When opened, shreds of money hid some very interesting prizes inside.
A shiny gold classic Nintendo cartridge emerged from underneath all that cash, again featuring the new “DuckTales: Remastered” artwork but with the rest resembling an original. On the back, a special message is written straight from the “DuckTales” theme song.
And yes, the cartridge works – or so I’m told. Sadly, my old Nintendo has seen better days and not even the old blow-on-the-cartridge trick will fix it. But with a working NES, this gilded cartridge contains the original 8-bit “DuckTales” game.
Accompanying the cartridge is a set of rather amusing paperwork, featuring advertisements for a never-produced soundtrack with artists like Snoop Ducky Duck and 2QUAC, a coupon for 50 cents of the Green Cheese of Longevity (valid at Duckburg grocery stores), and an advertisement for some of Capacom’s finest 8-bit games.
Though I am definitely not parting with my prized press kit possession, Capcom has provided several “DuckTales: Remastered” items to give away to our readers.
Up for grabs here are three heavy-stock posters featuring the “DuckTales: Remastered” concept art and one download code for the PC / Steam version of the game – a total of four prizes.
Three (3) winners will be chosen to each receive:
- One (1) “DuckTales: Remastered” poster
One (1) winner will be chosen to receive:
- One (1) PC / Steam download code for “DuckTales: Remastered”
How to Enter
There are two methods to enter for a chance to win this giveaway:
ENTRY METHOD 1: Comment at the bottom of this post with the classic 8-bit Nintendo game you’d most like to see remade in high-definition for today’s modern systems. (When commenting, be sure to completely fill out the form, including your name and e-mail address so we can contact you if you’re chosen to win.)
ENTRY METHOD 2: On Twitter, follow @InsideTheMagic and post the following phrase in its entirety:
Woo-oo! Follow @InsideTheMagic & RT for a chance to win DuckTales: Remastered prizes!
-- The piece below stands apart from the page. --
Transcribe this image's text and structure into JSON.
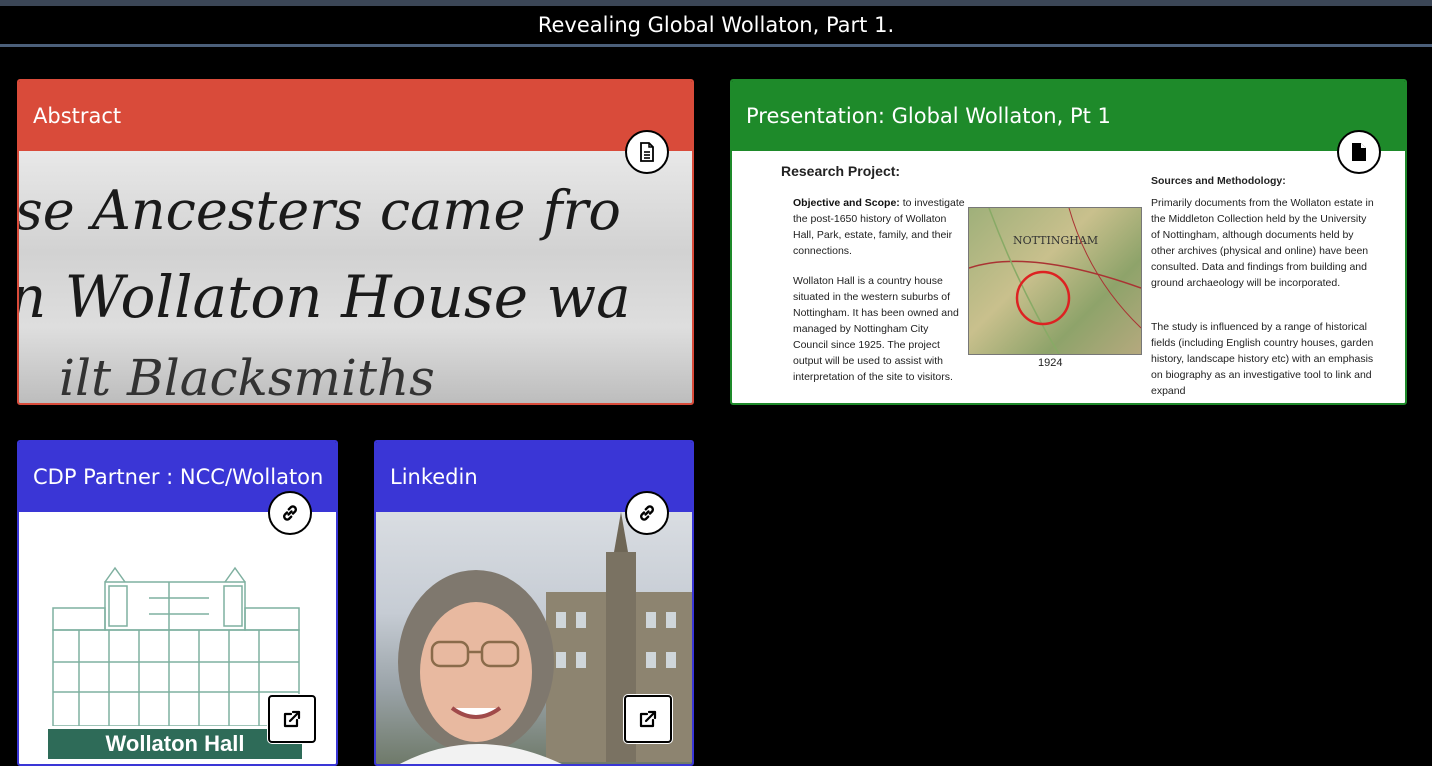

Contest details: http://bit.ly/183EhYS
You must be following us to have a chance to win via this method.
The contest period begins with the publishing date and time of this article and ends August 25, 2013 at 11:59 p.m. ET. Four (4) winners will be randomly selected from all entries. Entry Method 1 may be used once per person for the duration of the contest. Entry Method 2 may be used once per day, per person, for a total of six (6) possible entries per person. The winners will be contacted on or around August 26, 2013 either via e-mail or direct message on Twitter, depending on method of entry. Any attempt at duplicate or fraudulent entries by the same person using multiple email addresses or names will immediately disqualify that person from the contest.
Prizes will be randomly assigned. If a prize is forfeited, another winner will be chosen until the prize is accepted. Winners may not choose which prize (game or poster) they receive.